The question now is what Netanyahu will do on the ground. I don’t believe that Israel will be able to stop the growth of every settlement that is next to the green line, and so will likely be included in Israel’s final borders. But either the Americans will agree to that growth, perhaps unofficially, for a certain price that Netanyahu would have to pay, or the Americans will punish Israel for doing that. They could say, “You want to build in a settlement? Fine, but don’t count on us to veto a UN resolution on settlements.” The Americans could also monitor settlement construction. They could say, “If you want to build a kindergarten in a settlement, than give us the details, and we will look into it in a joint committee.”

Nonetheless, the question of natural growth is not the real question. The real issue is not about freezing settlements, but rather about evacuating and dismantling them. The impression in Israel is that this administration talks about conflict resolution, not conflict management. You can freeze settlements if you want to manage the conflict, but if you want to resolve it, you need to move beyond freezing settlements. And that will be the real test.

The Power of an American President

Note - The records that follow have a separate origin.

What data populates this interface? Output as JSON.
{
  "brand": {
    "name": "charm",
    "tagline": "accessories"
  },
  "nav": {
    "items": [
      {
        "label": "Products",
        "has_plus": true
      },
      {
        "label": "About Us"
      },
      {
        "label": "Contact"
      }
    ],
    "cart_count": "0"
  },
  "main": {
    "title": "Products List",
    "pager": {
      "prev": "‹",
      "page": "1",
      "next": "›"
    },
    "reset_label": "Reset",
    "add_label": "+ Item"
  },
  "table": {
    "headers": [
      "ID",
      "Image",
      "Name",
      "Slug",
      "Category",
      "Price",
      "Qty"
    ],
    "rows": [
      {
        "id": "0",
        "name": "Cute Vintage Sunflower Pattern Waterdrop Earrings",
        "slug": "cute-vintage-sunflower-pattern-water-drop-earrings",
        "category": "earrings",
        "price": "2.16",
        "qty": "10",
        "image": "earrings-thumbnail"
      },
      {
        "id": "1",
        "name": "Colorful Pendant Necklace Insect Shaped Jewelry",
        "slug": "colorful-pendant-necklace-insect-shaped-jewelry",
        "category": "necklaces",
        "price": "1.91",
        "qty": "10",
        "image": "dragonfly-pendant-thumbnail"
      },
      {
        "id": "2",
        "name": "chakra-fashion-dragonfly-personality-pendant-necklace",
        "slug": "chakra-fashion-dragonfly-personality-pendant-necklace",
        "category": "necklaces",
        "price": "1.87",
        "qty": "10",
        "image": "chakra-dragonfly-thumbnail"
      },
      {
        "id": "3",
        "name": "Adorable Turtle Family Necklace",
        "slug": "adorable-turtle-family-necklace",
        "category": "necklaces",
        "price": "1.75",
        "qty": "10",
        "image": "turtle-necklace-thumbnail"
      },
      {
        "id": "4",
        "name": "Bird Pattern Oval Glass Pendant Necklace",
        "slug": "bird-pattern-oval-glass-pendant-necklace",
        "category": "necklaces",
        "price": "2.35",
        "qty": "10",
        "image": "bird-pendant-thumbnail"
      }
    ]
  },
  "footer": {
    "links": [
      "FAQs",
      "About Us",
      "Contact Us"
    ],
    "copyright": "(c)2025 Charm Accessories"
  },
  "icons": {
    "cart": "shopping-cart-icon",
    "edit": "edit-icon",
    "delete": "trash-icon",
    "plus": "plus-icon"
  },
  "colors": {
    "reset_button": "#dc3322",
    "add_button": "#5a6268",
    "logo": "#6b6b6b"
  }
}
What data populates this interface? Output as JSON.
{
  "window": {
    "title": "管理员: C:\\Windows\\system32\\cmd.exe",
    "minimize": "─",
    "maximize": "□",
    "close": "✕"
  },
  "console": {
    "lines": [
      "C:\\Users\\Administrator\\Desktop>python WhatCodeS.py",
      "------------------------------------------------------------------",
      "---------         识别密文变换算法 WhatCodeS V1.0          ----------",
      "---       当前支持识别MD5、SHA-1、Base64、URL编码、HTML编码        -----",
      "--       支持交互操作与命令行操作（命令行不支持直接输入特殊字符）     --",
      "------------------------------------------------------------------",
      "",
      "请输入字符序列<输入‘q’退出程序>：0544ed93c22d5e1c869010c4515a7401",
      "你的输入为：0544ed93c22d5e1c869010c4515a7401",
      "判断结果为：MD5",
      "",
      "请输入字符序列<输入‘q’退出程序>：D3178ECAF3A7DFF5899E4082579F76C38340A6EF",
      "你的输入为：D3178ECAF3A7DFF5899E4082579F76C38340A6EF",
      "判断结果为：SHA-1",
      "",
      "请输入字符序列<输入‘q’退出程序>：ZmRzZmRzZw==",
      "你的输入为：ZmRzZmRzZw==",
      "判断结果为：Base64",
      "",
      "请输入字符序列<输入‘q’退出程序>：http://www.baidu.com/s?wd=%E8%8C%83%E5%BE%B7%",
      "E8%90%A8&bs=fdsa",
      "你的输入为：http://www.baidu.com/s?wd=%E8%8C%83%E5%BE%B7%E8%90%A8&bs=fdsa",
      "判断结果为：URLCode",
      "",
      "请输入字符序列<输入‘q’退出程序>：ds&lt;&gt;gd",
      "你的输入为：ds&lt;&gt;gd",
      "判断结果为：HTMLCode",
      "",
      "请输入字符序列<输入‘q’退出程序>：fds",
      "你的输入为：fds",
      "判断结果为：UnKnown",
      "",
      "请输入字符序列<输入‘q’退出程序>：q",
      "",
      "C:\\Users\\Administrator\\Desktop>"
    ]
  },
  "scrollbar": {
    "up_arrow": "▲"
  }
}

The real test of the speech is how it will be translated into policy that will emanate from Jerusalem, Ramallah, and especially Washington. As polls showed, President Obama’s speech in Cairo had a very significant effect on the number of Israelis who believe that a permanent settlement with the Palestinians is possible within the coming years. The Israeli public sees an active American president, and in poll after poll, Israelis support a more active American role. If I were an advisor to President Obama, I would say to him: “Look at what you have accomplished in the three months since Binyamin Netanyahu became Prime Minister of Israel; just think what you can do in the future."
To hear an audio recording of the conference call please click here